By Ali Shahid Zohaib, TS2A
Can kissing on the mass media between two young (and unmarried) people be justified in our Pakistani society? Of course no, definitely no; the simple and obvious reason is that we are an Islamic nation with religious ideals that forbid acts of affection in public. One more reason is the feudal nature of our society in which women are counted as assets and are usually dealt with an unwritten code of ghairat.
Kissing which considered as a very pure, innocent and sweet expression of love in the west is a taboo to be done in public in Pakistan. In our friends circle we talk with excitement about the sexual liberties in the West. It thrills our souls with adrenaline rushes when we think of western youth having the freedom of expressing love in public. It spices up our gossipy stories of You-Know-Who being caught kissing You-Know-Whom under the library tables. Besides kissing is not always a form of carnal expression of love. We have casual flying muahs by the socialite begums, the Arab style of cheek kissing at diplomatic parties. Some find entertainment in images of celebrities passionately embracing each other in acts of expressions of innocent love. Some also find enjoyment in these items in 3 hour Indian movies with numerous kissing scenes and what not. And who doesn’t feel for the characters at the end of a movie when the hero passionately kisses the heroine?

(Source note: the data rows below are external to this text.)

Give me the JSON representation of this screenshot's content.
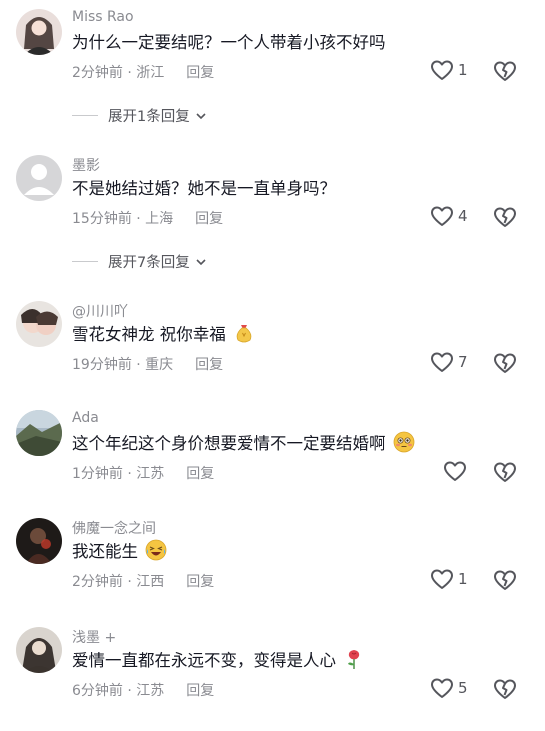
{
  "comments": [
    {
      "username": "Miss Rao",
      "text": "为什么一定要结呢？一个人带着小孩不好吗",
      "time_location": "2分钟前 · 浙江",
      "reply_label": "回复",
      "likes": "1",
      "expand_label": "展开1条回复",
      "emoji": ""
    },
    {
      "username": "墨影",
      "text": "不是她结过婚？她不是一直单身吗？",
      "time_location": "15分钟前 · 上海",
      "reply_label": "回复",
      "likes": "4",
      "expand_label": "展开7条回复",
      "emoji": ""
    },
    {
      "username": "@川川吖",
      "text": "雪花女神龙  祝你幸福",
      "time_location": "19分钟前 · 重庆",
      "reply_label": "回复",
      "likes": "7",
      "expand_label": "",
      "emoji": "money-bag"
    },
    {
      "username": "Ada",
      "text": "这个年纪这个身价想要爱情不一定要结婚啊",
      "time_location": "1分钟前 · 江苏",
      "reply_label": "回复",
      "likes": "",
      "expand_label": "",
      "emoji": "flushed-face"
    },
    {
      "username": "佛魔一念之间",
      "text": "我还能生",
      "time_location": "2分钟前 · 江西",
      "reply_label": "回复",
      "likes": "1",
      "expand_label": "",
      "emoji": "laughing-face"
    },
    {
      "username": "浅墨 +",
      "text": "爱情一直都在永远不变，变得是人心",
      "time_location": "6分钟前 · 江苏",
      "reply_label": "回复",
      "likes": "5",
      "expand_label": "",
      "emoji": "rose"
    }
  ],
  "colors": {
    "text": "#161823",
    "muted": "#8a8b91",
    "icon": "#55565c"
  }
}
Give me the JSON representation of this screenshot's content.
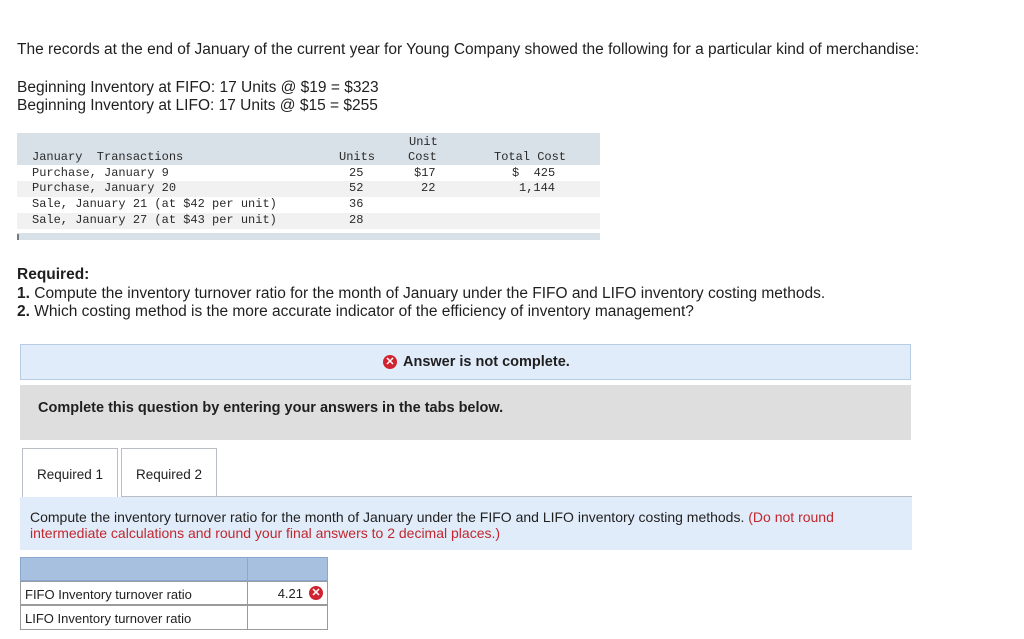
{
  "intro": "The records at the end of January of the current year for Young Company showed the following for a particular kind of merchandise:",
  "beginning_fifo": "Beginning Inventory at FIFO: 17 Units @ $19 = $323",
  "beginning_lifo": "Beginning Inventory at LIFO: 17 Units @ $15 = $255",
  "transactions": {
    "headers": {
      "transactions": "January  Transactions",
      "units": "Units",
      "unit_cost_top": "Unit",
      "unit_cost_bottom": "Cost",
      "total_cost": "Total Cost"
    },
    "rows": [
      {
        "label": "Purchase, January 9",
        "units": "25",
        "unit_cost": "$17",
        "total_cost": "$  425"
      },
      {
        "label": "Purchase, January 20",
        "units": "52",
        "unit_cost": "22",
        "total_cost": "1,144"
      },
      {
        "label": "Sale, January 21 (at $42 per unit)",
        "units": "36",
        "unit_cost": "",
        "total_cost": ""
      },
      {
        "label": "Sale, January 27 (at $43 per unit)",
        "units": "28",
        "unit_cost": "",
        "total_cost": ""
      }
    ]
  },
  "required": {
    "heading": "Required:",
    "item1_num": "1.",
    "item1_text": " Compute the inventory turnover ratio for the month of January under the FIFO and LIFO inventory costing methods.",
    "item2_num": "2.",
    "item2_text": " Which costing method is the more accurate indicator of the efficiency of inventory management?"
  },
  "alert": {
    "icon": "error-x-icon",
    "text": "Answer is not complete."
  },
  "complete_box": "Complete this question by entering your answers in the tabs below.",
  "tabs": [
    {
      "label": "Required 1"
    },
    {
      "label": "Required 2"
    }
  ],
  "instruction": {
    "text": "Compute the inventory turnover ratio for the month of January under the FIFO and LIFO inventory costing methods. ",
    "note": "(Do not round intermediate calculations and round your final answers to 2 decimal places.)"
  },
  "answer_table": {
    "rows": [
      {
        "label": "FIFO Inventory turnover ratio",
        "value": "4.21",
        "status": "incorrect"
      },
      {
        "label": "LIFO Inventory turnover ratio",
        "value": "",
        "status": ""
      }
    ]
  },
  "colors": {
    "error_red": "#d0232f",
    "alert_bg": "#e1ecfa",
    "header_blue": "#a7c0e0",
    "note_red": "#c1272d"
  }
}
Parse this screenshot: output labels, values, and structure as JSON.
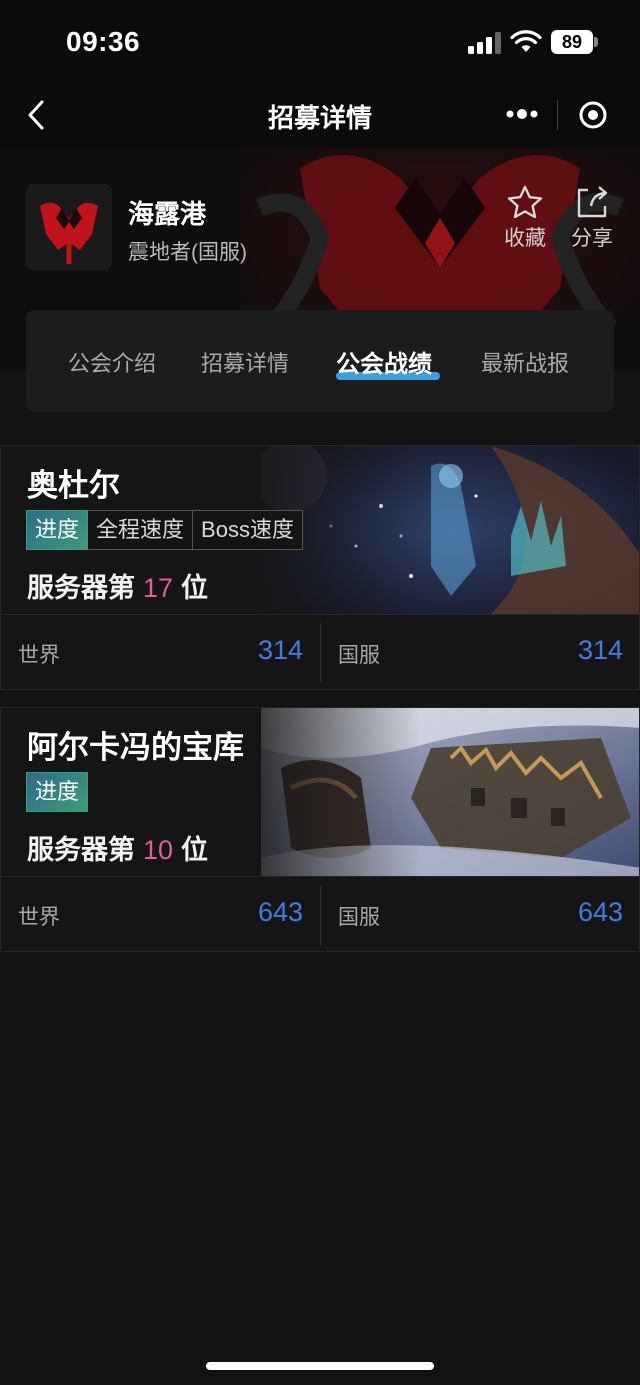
{
  "status_bar": {
    "time": "09:36",
    "battery": "89"
  },
  "nav": {
    "title": "招募详情"
  },
  "guild": {
    "name": "海露港",
    "server": "震地者(国服)",
    "favorite_label": "收藏",
    "share_label": "分享"
  },
  "tabs": [
    {
      "label": "公会介绍",
      "active": false
    },
    {
      "label": "招募详情",
      "active": false
    },
    {
      "label": "公会战绩",
      "active": true
    },
    {
      "label": "最新战报",
      "active": false
    }
  ],
  "raids": [
    {
      "name": "奥杜尔",
      "tags": [
        "进度",
        "全程速度",
        "Boss速度"
      ],
      "rank_prefix": "服务器第",
      "rank": "17",
      "rank_suffix": "位",
      "world_label": "世界",
      "world_value": "314",
      "cn_label": "国服",
      "cn_value": "314"
    },
    {
      "name": "阿尔卡冯的宝库",
      "tags": [
        "进度"
      ],
      "rank_prefix": "服务器第",
      "rank": "10",
      "rank_suffix": "位",
      "world_label": "世界",
      "world_value": "643",
      "cn_label": "国服",
      "cn_value": "643"
    }
  ],
  "colors": {
    "background": "#121212",
    "accent_tab": "#3aa0e0",
    "rank_highlight": "#e05ea0",
    "stat_value": "#3f7fe0",
    "horde_red": "#c0141a"
  }
}
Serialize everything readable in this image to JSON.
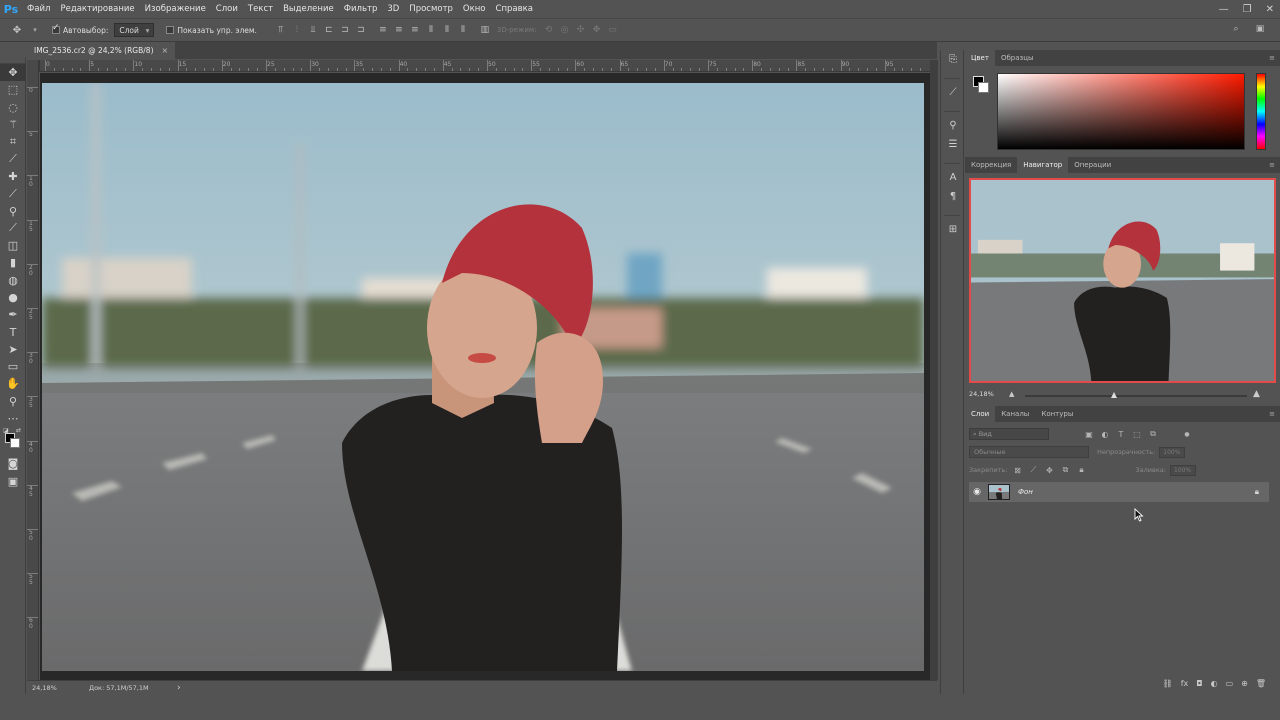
{
  "app": {
    "logo": "Ps",
    "menu": [
      "Файл",
      "Редактирование",
      "Изображение",
      "Слои",
      "Текст",
      "Выделение",
      "Фильтр",
      "3D",
      "Просмотр",
      "Окно",
      "Справка"
    ],
    "window_controls": {
      "minimize": "—",
      "restore": "❐",
      "close": "✕"
    }
  },
  "options_bar": {
    "autoselect_label": "Автовыбор:",
    "autoselect_checked": true,
    "autoselect_target": "Слой",
    "show_transform_label": "Показать упр. элем.",
    "show_transform_checked": false,
    "mode_3d_label": "3D-режим:"
  },
  "document": {
    "tab_title": "IMG_2536.cr2 @ 24,2% (RGB/8)",
    "tab_close": "×",
    "ruler_h_ticks": [
      "0",
      "5",
      "10",
      "15",
      "20",
      "25",
      "30",
      "35",
      "40",
      "45",
      "50",
      "55",
      "60",
      "65",
      "70",
      "75",
      "80",
      "85",
      "90",
      "95"
    ],
    "ruler_v_ticks": [
      "0",
      "5",
      "1 0",
      "1 5",
      "2 0",
      "2 5",
      "3 0",
      "3 5",
      "4 0",
      "4 5",
      "5 0",
      "5 5",
      "6 0"
    ]
  },
  "status": {
    "zoom": "24,18%",
    "doc_size": "Док: 57,1M/57,1M",
    "arrow": "›"
  },
  "color_panel": {
    "tabs": [
      "Цвет",
      "Образцы"
    ],
    "active_tab": "Цвет",
    "foreground": "#000000",
    "background": "#ffffff",
    "field_hue": "#ff1a00"
  },
  "navigator_panel": {
    "tabs": [
      "Коррекция",
      "Навигатор",
      "Операции"
    ],
    "active_tab": "Навигатор",
    "zoom": "24,18%",
    "view_frame_color": "#e34a4a",
    "zoom_slider_position": 0.4
  },
  "layers_panel": {
    "tabs": [
      "Слои",
      "Каналы",
      "Контуры"
    ],
    "active_tab": "Слои",
    "kind_placeholder": "Вид",
    "blend_mode": "Обычные",
    "opacity_label": "Непрозрачность:",
    "opacity_value": "100%",
    "lock_label": "Закрепить:",
    "fill_label": "Заливка:",
    "fill_value": "100%",
    "layers": [
      {
        "name": "Фон",
        "visible": true,
        "locked": true
      }
    ]
  }
}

If we consider kissing so pure and innocent then why do we exhibit such hypocrisy? Why is it that the whole media of Pakistan starts a campaign when one of our film actresses kisses an Indian actor in an Indian movie? Why is it that our ghairat was jolted awake when a Pakistani daughter was being kissed by an Indian son whereas the same ghairat remained in deep slumber when Mai Mukhtaran was raped in the grounds of Meerwala by Pakistani sons?
The 21st century is the age of materialism and lust has got real existence in today’s society. The fast moving world has given birth to the rule of lust. The suffocation in our society which is the result of confusion between the materialism of west and the moralism of mullahs has given delivery to a confused generation. We need to define who we are and also map out the direction we want to go in. If we want a Talibanized version of an Islamic republic then we need to ban every form of show business and head start towards a harsh puritanical society, the eventual result of which predicts widespread homosexuality, depression among women and increase in social evils like marriage with Quran and karo-kari (Practiced in some tribal districts of Pakistan, it is a law made by tribal landlords according to which women who are seen interacting with unknown men are killed by gang rape).
On a similar node, since the buzzword these days is a softer image for Pakistan we have all sorts of flashy functions going on to project ourselves as a colorful, loving and expressive nation. But this is all going to prove futile. Our culture and heritage is indeed grand but what we are offering to the international community is actually daal as compared to the biryanis offered by India, Thailand and Malaysia. Taking the example of Malaysia and Indonesia which are also Muslim countries, they package lust and sex in their tourist brochures and CNN commercials. It is true that our culture has no such charm and appeal. But our culture is boring and dead to international people not because it has no substance or color but because we don’t offer anything tempting like lust and sex and erotica.
In short I don’t mean to suggest that we should open up strip clubs and nude beaches in Pakistan. My idea of a culturally liberal Pakistan is where there is freedom of expression not only in media but also other forms of art like dance, music and literature. We need to soften and liberalize the censor policy of the Pakistani film and television industry. It is sad but true that the western concept of liberty equates with that of sexual liberty so unless we allow some personal freedom in Pakistan, we cannot project an image of a liberal Pakistan.